-------- MATERIAL FOR THE TASK --------

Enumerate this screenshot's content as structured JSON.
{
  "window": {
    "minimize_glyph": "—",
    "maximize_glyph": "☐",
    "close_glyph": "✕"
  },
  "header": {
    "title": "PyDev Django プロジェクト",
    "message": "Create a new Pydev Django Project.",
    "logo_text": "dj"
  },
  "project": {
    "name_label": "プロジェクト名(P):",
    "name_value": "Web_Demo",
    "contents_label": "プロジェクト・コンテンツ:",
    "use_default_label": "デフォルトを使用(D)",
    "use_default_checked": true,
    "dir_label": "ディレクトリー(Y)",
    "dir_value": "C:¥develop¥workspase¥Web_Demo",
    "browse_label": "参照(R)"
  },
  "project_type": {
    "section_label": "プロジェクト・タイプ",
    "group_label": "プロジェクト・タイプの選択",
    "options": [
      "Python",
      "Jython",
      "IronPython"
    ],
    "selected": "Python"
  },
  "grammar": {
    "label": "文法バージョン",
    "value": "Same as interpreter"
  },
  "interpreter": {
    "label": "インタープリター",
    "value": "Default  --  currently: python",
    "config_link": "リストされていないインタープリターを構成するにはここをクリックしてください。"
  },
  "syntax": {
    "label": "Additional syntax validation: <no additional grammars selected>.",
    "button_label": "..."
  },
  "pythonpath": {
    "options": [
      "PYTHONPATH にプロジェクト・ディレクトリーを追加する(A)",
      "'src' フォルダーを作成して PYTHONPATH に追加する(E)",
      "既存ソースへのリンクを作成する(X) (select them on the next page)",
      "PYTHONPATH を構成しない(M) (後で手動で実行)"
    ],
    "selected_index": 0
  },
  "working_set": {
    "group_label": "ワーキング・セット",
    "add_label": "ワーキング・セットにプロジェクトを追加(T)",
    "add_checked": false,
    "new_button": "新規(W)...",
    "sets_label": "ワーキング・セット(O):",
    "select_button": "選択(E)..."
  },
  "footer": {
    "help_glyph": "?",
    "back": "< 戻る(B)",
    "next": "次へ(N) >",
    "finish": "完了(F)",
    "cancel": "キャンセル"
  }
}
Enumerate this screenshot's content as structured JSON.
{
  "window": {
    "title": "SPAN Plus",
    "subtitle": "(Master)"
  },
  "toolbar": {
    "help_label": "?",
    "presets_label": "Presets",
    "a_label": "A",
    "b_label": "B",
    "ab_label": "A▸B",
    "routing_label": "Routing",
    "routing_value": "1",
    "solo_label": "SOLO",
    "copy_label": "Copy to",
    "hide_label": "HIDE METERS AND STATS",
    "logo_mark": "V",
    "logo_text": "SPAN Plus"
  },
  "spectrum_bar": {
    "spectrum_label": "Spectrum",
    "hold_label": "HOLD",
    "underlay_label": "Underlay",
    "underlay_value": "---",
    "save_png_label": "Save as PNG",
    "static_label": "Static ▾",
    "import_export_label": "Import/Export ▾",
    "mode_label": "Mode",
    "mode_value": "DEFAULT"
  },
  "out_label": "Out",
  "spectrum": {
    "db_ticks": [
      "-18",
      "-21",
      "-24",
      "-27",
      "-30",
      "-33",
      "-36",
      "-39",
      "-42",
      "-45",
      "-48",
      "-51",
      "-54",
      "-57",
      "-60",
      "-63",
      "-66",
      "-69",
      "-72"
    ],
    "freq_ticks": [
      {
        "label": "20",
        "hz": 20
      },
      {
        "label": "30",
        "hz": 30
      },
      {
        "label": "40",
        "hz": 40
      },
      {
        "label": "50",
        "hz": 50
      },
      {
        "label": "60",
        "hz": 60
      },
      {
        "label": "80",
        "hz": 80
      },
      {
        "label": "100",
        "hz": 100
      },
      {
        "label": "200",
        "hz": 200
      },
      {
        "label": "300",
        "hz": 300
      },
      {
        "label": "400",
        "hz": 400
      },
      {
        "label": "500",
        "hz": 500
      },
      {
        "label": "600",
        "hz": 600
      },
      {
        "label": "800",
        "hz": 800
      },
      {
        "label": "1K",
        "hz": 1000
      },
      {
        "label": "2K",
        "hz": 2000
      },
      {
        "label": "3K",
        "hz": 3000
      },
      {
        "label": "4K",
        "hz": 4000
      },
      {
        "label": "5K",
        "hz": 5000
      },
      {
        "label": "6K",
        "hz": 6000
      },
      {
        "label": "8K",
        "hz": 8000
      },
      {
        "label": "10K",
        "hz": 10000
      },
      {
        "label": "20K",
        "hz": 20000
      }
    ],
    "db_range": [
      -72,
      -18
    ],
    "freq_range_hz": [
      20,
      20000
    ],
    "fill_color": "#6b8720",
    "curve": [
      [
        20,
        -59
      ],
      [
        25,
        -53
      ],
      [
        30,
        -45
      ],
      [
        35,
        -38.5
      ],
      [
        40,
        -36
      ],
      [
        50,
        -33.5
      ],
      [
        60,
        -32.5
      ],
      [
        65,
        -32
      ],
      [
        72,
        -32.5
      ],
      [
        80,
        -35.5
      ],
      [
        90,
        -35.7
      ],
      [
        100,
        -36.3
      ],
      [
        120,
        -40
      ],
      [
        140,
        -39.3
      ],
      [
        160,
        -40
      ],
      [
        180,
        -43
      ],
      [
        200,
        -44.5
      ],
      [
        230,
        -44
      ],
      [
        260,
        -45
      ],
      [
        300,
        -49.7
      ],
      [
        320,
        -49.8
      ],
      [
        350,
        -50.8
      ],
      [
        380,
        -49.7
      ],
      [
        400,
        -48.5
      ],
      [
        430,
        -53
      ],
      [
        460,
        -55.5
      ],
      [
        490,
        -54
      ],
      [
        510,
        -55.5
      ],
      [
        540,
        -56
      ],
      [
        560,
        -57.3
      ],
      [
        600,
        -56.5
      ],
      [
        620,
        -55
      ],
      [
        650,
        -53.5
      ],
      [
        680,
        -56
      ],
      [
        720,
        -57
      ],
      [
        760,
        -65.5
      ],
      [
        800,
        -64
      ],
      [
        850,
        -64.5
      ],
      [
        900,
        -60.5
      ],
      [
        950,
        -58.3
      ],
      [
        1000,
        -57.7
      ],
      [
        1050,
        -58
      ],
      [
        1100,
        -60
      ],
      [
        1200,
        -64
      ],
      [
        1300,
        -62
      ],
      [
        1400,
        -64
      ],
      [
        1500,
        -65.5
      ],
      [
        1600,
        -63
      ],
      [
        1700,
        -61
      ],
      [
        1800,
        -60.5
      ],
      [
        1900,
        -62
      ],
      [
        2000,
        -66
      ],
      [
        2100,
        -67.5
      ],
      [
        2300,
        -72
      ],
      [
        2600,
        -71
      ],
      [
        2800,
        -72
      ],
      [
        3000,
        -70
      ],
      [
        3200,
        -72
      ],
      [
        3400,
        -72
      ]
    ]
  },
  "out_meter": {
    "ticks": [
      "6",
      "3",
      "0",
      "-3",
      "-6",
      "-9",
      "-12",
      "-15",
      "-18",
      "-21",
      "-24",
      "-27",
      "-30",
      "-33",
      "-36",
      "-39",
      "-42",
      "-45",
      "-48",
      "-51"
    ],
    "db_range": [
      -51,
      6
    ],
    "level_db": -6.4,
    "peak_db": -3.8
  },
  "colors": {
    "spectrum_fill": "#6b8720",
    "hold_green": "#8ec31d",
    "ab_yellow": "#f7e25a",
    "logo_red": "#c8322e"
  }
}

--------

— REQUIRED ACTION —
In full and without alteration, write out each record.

— TASK RESULT —
Enumerate this screenshot's content as structured JSON.
{
  "window": {
    "minimize_glyph": "—",
    "maximize_glyph": "☐",
    "close_glyph": "✕"
  },
  "header": {
    "title": "PyDev Django プロジェクト",
    "message": "Create a new Pydev Django Project.",
    "logo_text": "dj"
  },
  "project": {
    "name_label": "プロジェクト名(P):",
    "name_value": "Web_Demo",
    "contents_label": "プロジェクト・コンテンツ:",
    "use_default_label": "デフォルトを使用(D)",
    "use_default_checked": true,
    "dir_label": "ディレクトリー(Y)",
    "dir_value": "C:¥develop¥workspase¥Web_Demo",
    "browse_label": "参照(R)"
  },
  "project_type": {
    "section_label": "プロジェクト・タイプ",
    "group_label": "プロジェクト・タイプの選択",
    "options": [
      "Python",
      "Jython",
      "IronPython"
    ],
    "selected": "Python"
  },
  "grammar": {
    "label": "文法バージョン",
    "value": "Same as interpreter"
  },
  "interpreter": {
    "label": "インタープリター",
    "value": "Default  --  currently: python",
    "config_link": "リストされていないインタープリターを構成するにはここをクリックしてください。"
  },
  "syntax": {
    "label": "Additional syntax validation: <no additional grammars selected>.",
    "button_label": "..."
  },
  "pythonpath": {
    "options": [
      "PYTHONPATH にプロジェクト・ディレクトリーを追加する(A)",
      "'src' フォルダーを作成して PYTHONPATH に追加する(E)",
      "既存ソースへのリンクを作成する(X) (select them on the next page)",
      "PYTHONPATH を構成しない(M) (後で手動で実行)"
    ],
    "selected_index": 0
  },
  "working_set": {
    "group_label": "ワーキング・セット",
    "add_label": "ワーキング・セットにプロジェクトを追加(T)",
    "add_checked": false,
    "new_button": "新規(W)...",
    "sets_label": "ワーキング・セット(O):",
    "select_button": "選択(E)..."
  },
  "footer": {
    "help_glyph": "?",
    "back": "< 戻る(B)",
    "next": "次へ(N) >",
    "finish": "完了(F)",
    "cancel": "キャンセル"
  }
}
Enumerate this screenshot's content as structured JSON.
{
  "window": {
    "title": "SPAN Plus",
    "subtitle": "(Master)"
  },
  "toolbar": {
    "help_label": "?",
    "presets_label": "Presets",
    "a_label": "A",
    "b_label": "B",
    "ab_label": "A▸B",
    "routing_label": "Routing",
    "routing_value": "1",
    "solo_label": "SOLO",
    "copy_label": "Copy to",
    "hide_label": "HIDE METERS AND STATS",
    "logo_mark": "V",
    "logo_text": "SPAN Plus"
  },
  "spectrum_bar": {
    "spectrum_label": "Spectrum",
    "hold_label": "HOLD",
    "underlay_label": "Underlay",
    "underlay_value": "---",
    "save_png_label": "Save as PNG",
    "static_label": "Static ▾",
    "import_export_label": "Import/Export ▾",
    "mode_label": "Mode",
    "mode_value": "DEFAULT"
  },
  "out_label": "Out",
  "spectrum": {
    "db_ticks": [
      "-18",
      "-21",
      "-24",
      "-27",
      "-30",
      "-33",
      "-36",
      "-39",
      "-42",
      "-45",
      "-48",
      "-51",
      "-54",
      "-57",
      "-60",
      "-63",
      "-66",
      "-69",
      "-72"
    ],
    "freq_ticks": [
      {
        "label": "20",
        "hz": 20
      },
      {
        "label": "30",
        "hz": 30
      },
      {
        "label": "40",
        "hz": 40
      },
      {
        "label": "50",
        "hz": 50
      },
      {
        "label": "60",
        "hz": 60
      },
      {
        "label": "80",
        "hz": 80
      },
      {
        "label": "100",
        "hz": 100
      },
      {
        "label": "200",
        "hz": 200
      },
      {
        "label": "300",
        "hz": 300
      },
      {
        "label": "400",
        "hz": 400
      },
      {
        "label": "500",
        "hz": 500
      },
      {
        "label": "600",
        "hz": 600
      },
      {
        "label": "800",
        "hz": 800
      },
      {
        "label": "1K",
        "hz": 1000
      },
      {
        "label": "2K",
        "hz": 2000
      },
      {
        "label": "3K",
        "hz": 3000
      },
      {
        "label": "4K",
        "hz": 4000
      },
      {
        "label": "5K",
        "hz": 5000
      },
      {
        "label": "6K",
        "hz": 6000
      },
      {
        "label": "8K",
        "hz": 8000
      },
      {
        "label": "10K",
        "hz": 10000
      },
      {
        "label": "20K",
        "hz": 20000
      }
    ],
    "db_range": [
      -72,
      -18
    ],
    "freq_range_hz": [
      20,
      20000
    ],
    "fill_color": "#6b8720",
    "curve": [
      [
        20,
        -59
      ],
      [
        25,
        -53
      ],
      [
        30,
        -45
      ],
      [
        35,
        -38.5
      ],
      [
        40,
        -36
      ],
      [
        50,
        -33.5
      ],
      [
        60,
        -32.5
      ],
      [
        65,
        -32
      ],
      [
        72,
        -32.5
      ],
      [
        80,
        -35.5
      ],
      [
        90,
        -35.7
      ],
      [
        100,
        -36.3
      ],
      [
        120,
        -40
      ],
      [
        140,
        -39.3
      ],
      [
        160,
        -40
      ],
      [
        180,
        -43
      ],
      [
        200,
        -44.5
      ],
      [
        230,
        -44
      ],
      [
        260,
        -45
      ],
      [
        300,
        -49.7
      ],
      [
        320,
        -49.8
      ],
      [
        350,
        -50.8
      ],
      [
        380,
        -49.7
      ],
      [
        400,
        -48.5
      ],
      [
        430,
        -53
      ],
      [
        460,
        -55.5
      ],
      [
        490,
        -54
      ],
      [
        510,
        -55.5
      ],
      [
        540,
        -56
      ],
      [
        560,
        -57.3
      ],
      [
        600,
        -56.5
      ],
      [
        620,
        -55
      ],
      [
        650,
        -53.5
      ],
      [
        680,
        -56
      ],
      [
        720,
        -57
      ],
      [
        760,
        -65.5
      ],
      [
        800,
        -64
      ],
      [
        850,
        -64.5
      ],
      [
        900,
        -60.5
      ],
      [
        950,
        -58.3
      ],
      [
        1000,
        -57.7
      ],
      [
        1050,
        -58
      ],
      [
        1100,
        -60
      ],
      [
        1200,
        -64
      ],
      [
        1300,
        -62
      ],
      [
        1400,
        -64
      ],
      [
        1500,
        -65.5
      ],
      [
        1600,
        -63
      ],
      [
        1700,
        -61
      ],
      [
        1800,
        -60.5
      ],
      [
        1900,
        -62
      ],
      [
        2000,
        -66
      ],
      [
        2100,
        -67.5
      ],
      [
        2300,
        -72
      ],
      [
        2600,
        -71
      ],
      [
        2800,
        -72
      ],
      [
        3000,
        -70
      ],
      [
        3200,
        -72
      ],
      [
        3400,
        -72
      ]
    ]
  },
  "out_meter": {
    "ticks": [
      "6",
      "3",
      "0",
      "-3",
      "-6",
      "-9",
      "-12",
      "-15",
      "-18",
      "-21",
      "-24",
      "-27",
      "-30",
      "-33",
      "-36",
      "-39",
      "-42",
      "-45",
      "-48",
      "-51"
    ],
    "db_range": [
      -51,
      6
    ],
    "level_db": -6.4,
    "peak_db": -3.8
  },
  "colors": {
    "spectrum_fill": "#6b8720",
    "hold_green": "#8ec31d",
    "ab_yellow": "#f7e25a",
    "logo_red": "#c8322e"
  }
}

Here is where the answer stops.